Continual Reassessment Method for Partial Ordering

Biometrics. 2011 Dec;67(4):1555-63. doi: 10.1111/j.1541-0420.2011.01560.x. Epub 2011 Mar 1.

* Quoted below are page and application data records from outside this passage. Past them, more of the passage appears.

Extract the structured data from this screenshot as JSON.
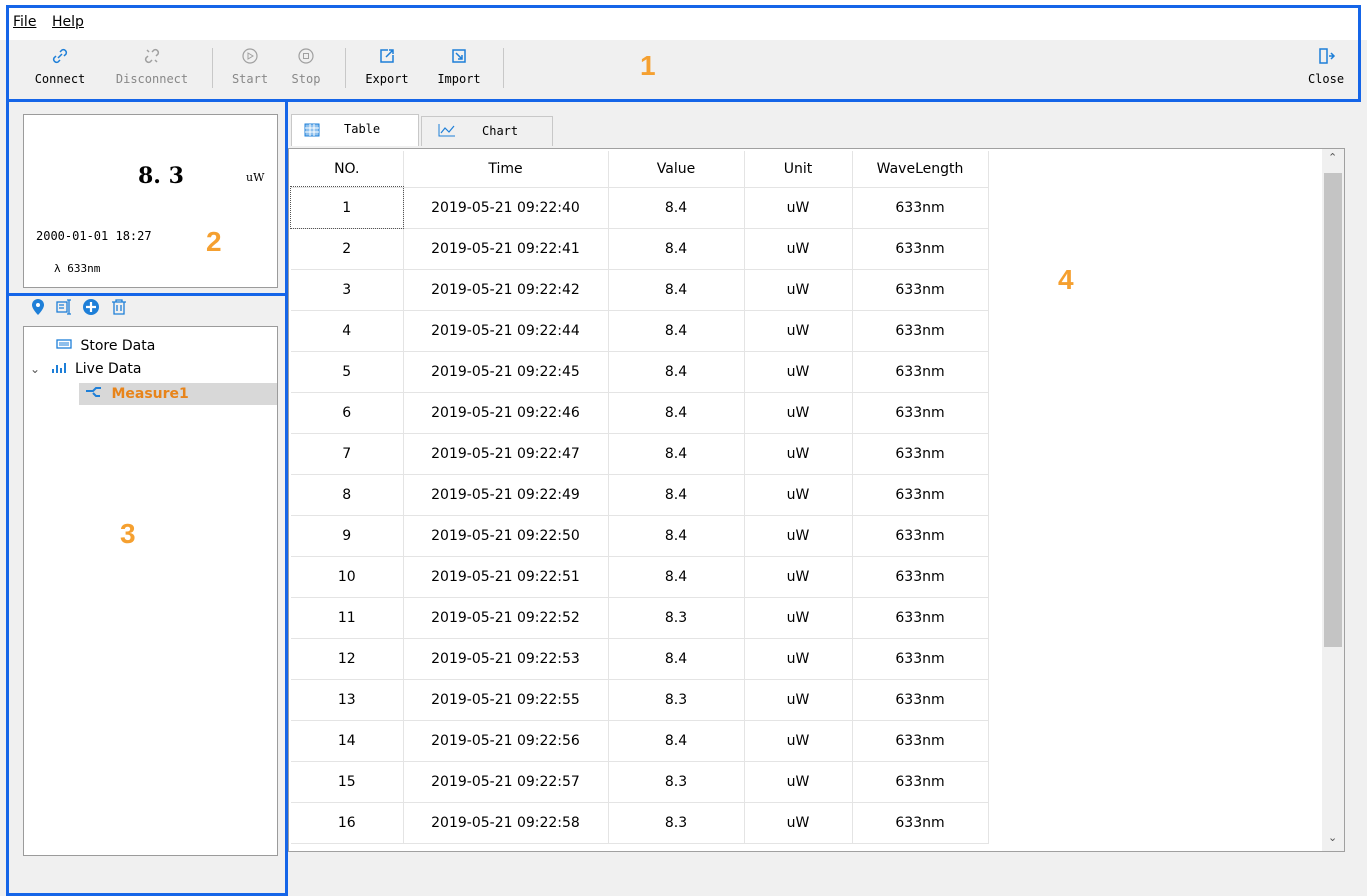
{
  "menu": {
    "file": "File",
    "help": "Help"
  },
  "toolbar": {
    "connect": "Connect",
    "disconnect": "Disconnect",
    "start": "Start",
    "stop": "Stop",
    "export": "Export",
    "import": "Import",
    "close": "Close"
  },
  "annotations": [
    "1",
    "2",
    "3",
    "4"
  ],
  "reading": {
    "value": "8. 3",
    "unit": "uW",
    "datetime": "2000-01-01 18:27",
    "wavelength": "633nm"
  },
  "tree": {
    "store": "Store Data",
    "live": "Live Data",
    "measure": "Measure1"
  },
  "tabs": {
    "table": "Table",
    "chart": "Chart"
  },
  "table": {
    "headers": [
      "NO.",
      "Time",
      "Value",
      "Unit",
      "WaveLength"
    ],
    "rows": [
      [
        "1",
        "2019-05-21 09:22:40",
        "8.4",
        "uW",
        "633nm"
      ],
      [
        "2",
        "2019-05-21 09:22:41",
        "8.4",
        "uW",
        "633nm"
      ],
      [
        "3",
        "2019-05-21 09:22:42",
        "8.4",
        "uW",
        "633nm"
      ],
      [
        "4",
        "2019-05-21 09:22:44",
        "8.4",
        "uW",
        "633nm"
      ],
      [
        "5",
        "2019-05-21 09:22:45",
        "8.4",
        "uW",
        "633nm"
      ],
      [
        "6",
        "2019-05-21 09:22:46",
        "8.4",
        "uW",
        "633nm"
      ],
      [
        "7",
        "2019-05-21 09:22:47",
        "8.4",
        "uW",
        "633nm"
      ],
      [
        "8",
        "2019-05-21 09:22:49",
        "8.4",
        "uW",
        "633nm"
      ],
      [
        "9",
        "2019-05-21 09:22:50",
        "8.4",
        "uW",
        "633nm"
      ],
      [
        "10",
        "2019-05-21 09:22:51",
        "8.4",
        "uW",
        "633nm"
      ],
      [
        "11",
        "2019-05-21 09:22:52",
        "8.3",
        "uW",
        "633nm"
      ],
      [
        "12",
        "2019-05-21 09:22:53",
        "8.4",
        "uW",
        "633nm"
      ],
      [
        "13",
        "2019-05-21 09:22:55",
        "8.3",
        "uW",
        "633nm"
      ],
      [
        "14",
        "2019-05-21 09:22:56",
        "8.4",
        "uW",
        "633nm"
      ],
      [
        "15",
        "2019-05-21 09:22:57",
        "8.3",
        "uW",
        "633nm"
      ],
      [
        "16",
        "2019-05-21 09:22:58",
        "8.3",
        "uW",
        "633nm"
      ]
    ]
  },
  "colors": {
    "annotation_border": "#1565e8",
    "annotation_number": "#f5a030",
    "icon_blue": "#1e7fd8",
    "measure_orange": "#e8841a",
    "selection_gray": "#d8d8d8"
  }
}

Much of the statistical methodology underlying the experimental design of phase 1 trials in oncology is intended for studies involving a single cytotoxic agent. The goal of these studies is to estimate the maximally tolerated dose, the highest dose that can be administered with an acceptable level of toxicity. A fundamental assumption of these methods is monotonicity of the dose-toxicity curve. This is a reasonable assumption for single-agent trials in which the administration of greater doses of the agent can be expected to produce dose-limiting toxicities in increasing proportions of patients. When studying multiple agents, the assumption may not hold because the ordering of the toxicity probabilities could possibly be unknown for several of the available drug combinations. At the same time, some of the orderings are known and so we describe the whole situation as that of a partial ordering. In this article, we propose a new two-dimensional dose-finding method for multiple-agent trials that simplifies to the continual reassessment method (CRM), introduced by O'Quigley, Pepe, and Fisher (1990, Biometrics 46, 33-48), when the ordering is fully known. This design enables us to relax the assumption of a monotonic dose-toxicity curve. We compare our approach and some simulation results to a CRM design in which the ordering is known as well as to other suggestions for partial orders.

Publication types

  • Research Support, N.I.H., Extramural

MeSH terms

  • Antineoplastic Agents / therapeutic use*
  • Antineoplastic Agents / toxicity*
  • Clinical Trials, Phase I as Topic / methods
  • Data Interpretation, Statistical
  • Drug-Related Side Effects and Adverse Reactions / epidemiology*
  • Drug-Related Side Effects and Adverse Reactions / etiology*
  • Humans
  • Maximum Tolerated Dose*
  • Neoplasms / drug therapy*
  • Outcome Assessment, Health Care / methods*
  • Risk Assessment / methods
  • Risk Factors
  • Treatment Outcome


  • Antineoplastic Agents